Sparkling Bottled Water – Bottled water that, after treatment and possible replacement of carbon dioxide, contains the same amount of carbon dioxide that it had at the emergence from the source. Manufacturers may add carbonation to previously noncarbonated bottled water products and label such water appropriately (e.g., sparkling spring water).

Specific Conductance – See: Conductance.

Spore – The reproductive body of an organism, capable of giving rise to a new organism, either directly or indirectly. A spore is usually more resistant to disinfectants and heat than most organisms.

Spring Water – Water derived from an underground formation, from which water flows naturally to the surface of the earth.

Standard Methods for the Examination of Water and Wastewater – A joint publication of the American Public Health Association, American Water Works Association, and the Water Pollution Control Federation outlining the procedures used to analyze the impurities in water and wastewater.

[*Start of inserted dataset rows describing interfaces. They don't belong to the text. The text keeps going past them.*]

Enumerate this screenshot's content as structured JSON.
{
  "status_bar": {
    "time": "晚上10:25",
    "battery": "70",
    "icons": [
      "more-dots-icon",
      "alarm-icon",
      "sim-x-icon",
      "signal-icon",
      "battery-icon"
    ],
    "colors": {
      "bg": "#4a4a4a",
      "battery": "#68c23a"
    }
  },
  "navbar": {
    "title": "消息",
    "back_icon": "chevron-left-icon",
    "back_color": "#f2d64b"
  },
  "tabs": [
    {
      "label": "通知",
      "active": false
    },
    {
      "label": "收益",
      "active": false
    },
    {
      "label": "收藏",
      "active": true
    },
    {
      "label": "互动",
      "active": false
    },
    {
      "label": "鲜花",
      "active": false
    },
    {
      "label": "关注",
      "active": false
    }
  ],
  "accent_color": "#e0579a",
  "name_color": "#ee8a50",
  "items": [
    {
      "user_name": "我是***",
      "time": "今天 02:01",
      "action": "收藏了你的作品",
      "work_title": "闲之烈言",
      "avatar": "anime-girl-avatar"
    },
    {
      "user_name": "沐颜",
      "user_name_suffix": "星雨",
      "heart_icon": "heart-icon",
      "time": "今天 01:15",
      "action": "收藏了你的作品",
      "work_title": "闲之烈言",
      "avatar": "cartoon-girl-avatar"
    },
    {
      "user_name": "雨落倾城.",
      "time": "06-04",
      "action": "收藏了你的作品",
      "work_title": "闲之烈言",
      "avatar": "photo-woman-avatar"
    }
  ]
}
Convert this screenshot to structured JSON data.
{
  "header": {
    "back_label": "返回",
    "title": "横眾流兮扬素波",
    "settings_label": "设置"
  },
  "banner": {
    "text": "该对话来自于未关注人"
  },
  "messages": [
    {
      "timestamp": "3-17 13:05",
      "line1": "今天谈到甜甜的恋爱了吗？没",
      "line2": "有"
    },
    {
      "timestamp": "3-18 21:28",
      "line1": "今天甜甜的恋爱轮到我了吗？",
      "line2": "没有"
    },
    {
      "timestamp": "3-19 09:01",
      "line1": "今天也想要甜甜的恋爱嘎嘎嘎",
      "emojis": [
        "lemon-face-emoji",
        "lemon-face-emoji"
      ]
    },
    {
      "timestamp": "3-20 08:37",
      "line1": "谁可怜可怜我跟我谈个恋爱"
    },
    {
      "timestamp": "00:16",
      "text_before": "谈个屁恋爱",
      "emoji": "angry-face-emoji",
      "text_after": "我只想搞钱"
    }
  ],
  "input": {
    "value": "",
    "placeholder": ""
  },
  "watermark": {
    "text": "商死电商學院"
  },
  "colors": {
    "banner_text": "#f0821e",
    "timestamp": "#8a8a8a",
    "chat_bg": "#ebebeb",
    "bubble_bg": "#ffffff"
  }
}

Sterile Water – Water that meets the requirements under Sterility Tests USP 71 in the United States Pharmacopoeia, 23rd Revision, January 1, 1995.

Surfactant – Abbreviation for surface-active agent. It is the active agent in detergents that possesses a high cleaning ability.

Surface Water – Water that originates from sources open to the atmosphere, like rivers, lakes, and reservoirs.

Suspended Solids – Solids that either float on the surface of water, or are suspended in water or other liquids. They are largely removable by laboratory filtering.


Titrate – Titration is the process of adding the chemical reagent in the increments until completion of the reaction, as signaled by the end point. A chemical solution of known strength is added on a drop-by-drop basis until a certain color change, precipitate, or pH change in the sample is observed.

Too Numerous to Count – The total number of bacterial colonies exceeds 200 on a 47-nun diameter membrane filter used for coliform detection.

Total Dissolved Solids (TDS) – The total weight of the solids dissolved in water.

Treatment Technique (TT) – A required process intended to reduce the level of a contaminant in drinking water.

Turbidity – The measurement of the amount of scattering and absorption of light rays, caused by small particles of solid matter, suspended in water.


United States Pharmacopeia (USP) – The official publication for drug product standards, including six water quality standards for pharmaceutical uses.


Virus – The smallest form of microorganisms capable of causing disease, especially a virus of fecal origin, infectious to humans by waterborne transmission.


Watershed – The land area from which water drains into a stream, river, or reservoir.

Well Water – Water from a hole bored, drilled, or otherwise constructed in the ground, tapping the water of an aquifer.

Wet Chemistry – Laboratory procedures used to analyze a sample of water using liquid chemical solutions instead of, or in addition to, laboratory instruments.


International Bottled Water Association (2005, March) Model Code: Bottled Water Code of Practice

US EPA (2005, January) Drinking Water Glossary: A dictionary of Technical and Legal Terms Related to Drinking Water

Water Quality Association Glossary of Terms

National Testing Laboratories, LTD.